[¶10] Lee concedes the primary insurance amount of $448.30 is correct and has not changed. Lee also does not dispute the computation by the Bureau of the offset based upon the $448.30 primary insurance amount. Rather, Lee complains the Bureau should not have taken an offset for the $4,648 she refunded to the SSA. Lee's argument demonstrates an erroneous construction of the state statute and a mistaken view that the Bureau's offset is linked to the SSA's treatment of her partial impairment award.

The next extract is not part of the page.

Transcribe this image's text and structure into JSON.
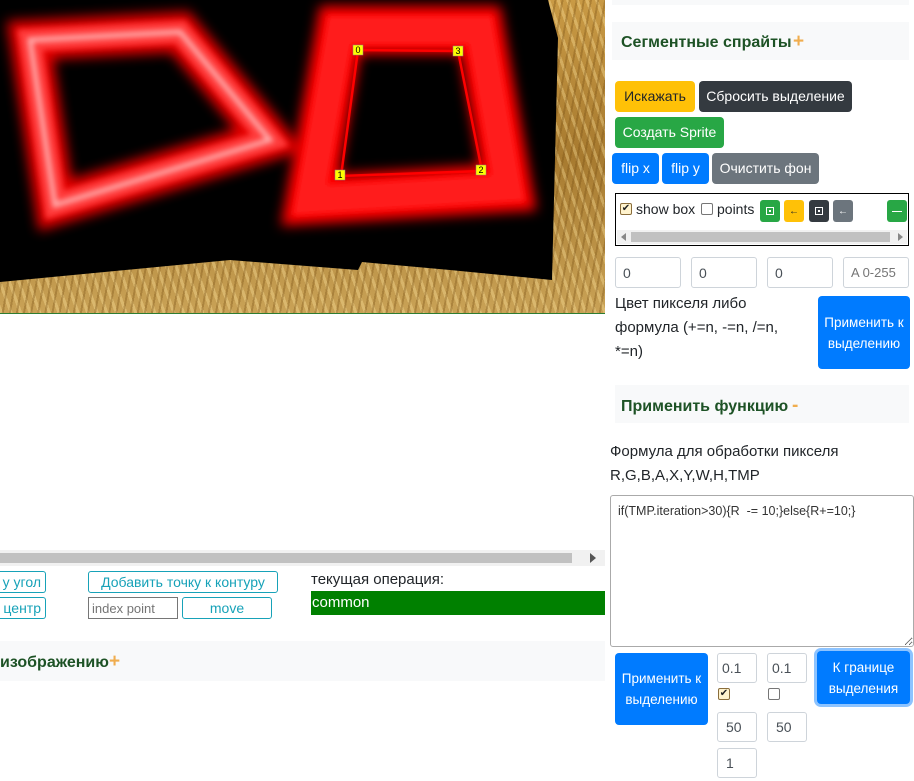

[¶11] The primary objective of statutory construction is to ascertain the intent of the Legislature, for which we look first at the words used in the statute, giving them their ordinary and plain meaning. Shiek v. North Dakota Workers Comp. Bur., 1998 ND 139, ¶ 16, 582 N.W.2d 639. We will ordinarily defer to a reasonable interpretation of a statute by the agency enforcing it, but an interpretation which contradicts clear and unambiguous statutory language is not reasonable. Id.
[¶12] The relevant language under N.D.C.C. § 65-05-09.1, is clear and unambiguous. The Bureau must compute the social security offset based solely upon the primary insurance amount to which the claimant is entitled. There is no language in the statute linking the SSA's treatment of a claimant's impairment award to the Bureau's computation of the social security offset. The Bureau's calculation of its offset based upon Lee's monthly primary insurance amount of $448.30 was in accordance with the statute. There is no language in N.D.C.C. § 65-05-09.1, requiring or allowing the Bureau to adjust the social security offset because the SSA offset Lee's impairment award from her social security payments.
[¶13] The appearance of unfairness to Lee in this case arises from the SSA's decision to take back part of Lee's social security disability payment as an offset to the permanent partial impairment award Lee received. Whether a payment received under a state workers compensation scheme constitutes a disability benefit which can be offset by the SSA from social security benefits is a question of federal law, Campbell, 14 F.3d at 427, and not a question properly before this Court.
[¶14] We conclude the Bureau's offset to Lee's disability benefit is in accordance with our state law. As unambiguously directed by the statute, the Bureau computed its offset using Lee's federal primary insurance amount.
[¶15] In accordance with this opinion, the judgment of the district court upholding the Bureau's order is affirmed.
|[¶16]||William A. Neumann|
Mary Muehlen Maring
Carol Ronning Kapsner
Dale V. Sandstrom
Gerald W. VandeWalle, C.J.
Footnotes: 1. 2.
1.Although not relevant to our disposition of this case, Lee's counsel has informed this Court she is currently in litigation with the SSA disputing its offset to her social security disability benefits based upon her receipt of the permanent partial impairment award.
2.The primary insurance amount is the basic figure used in determining a person's federal benefit. If a person becomes disabled and seeks social security disability benefits, the person's monthly benefit is equal to the primary insurance amount. 20 C.F.R. § 404.201.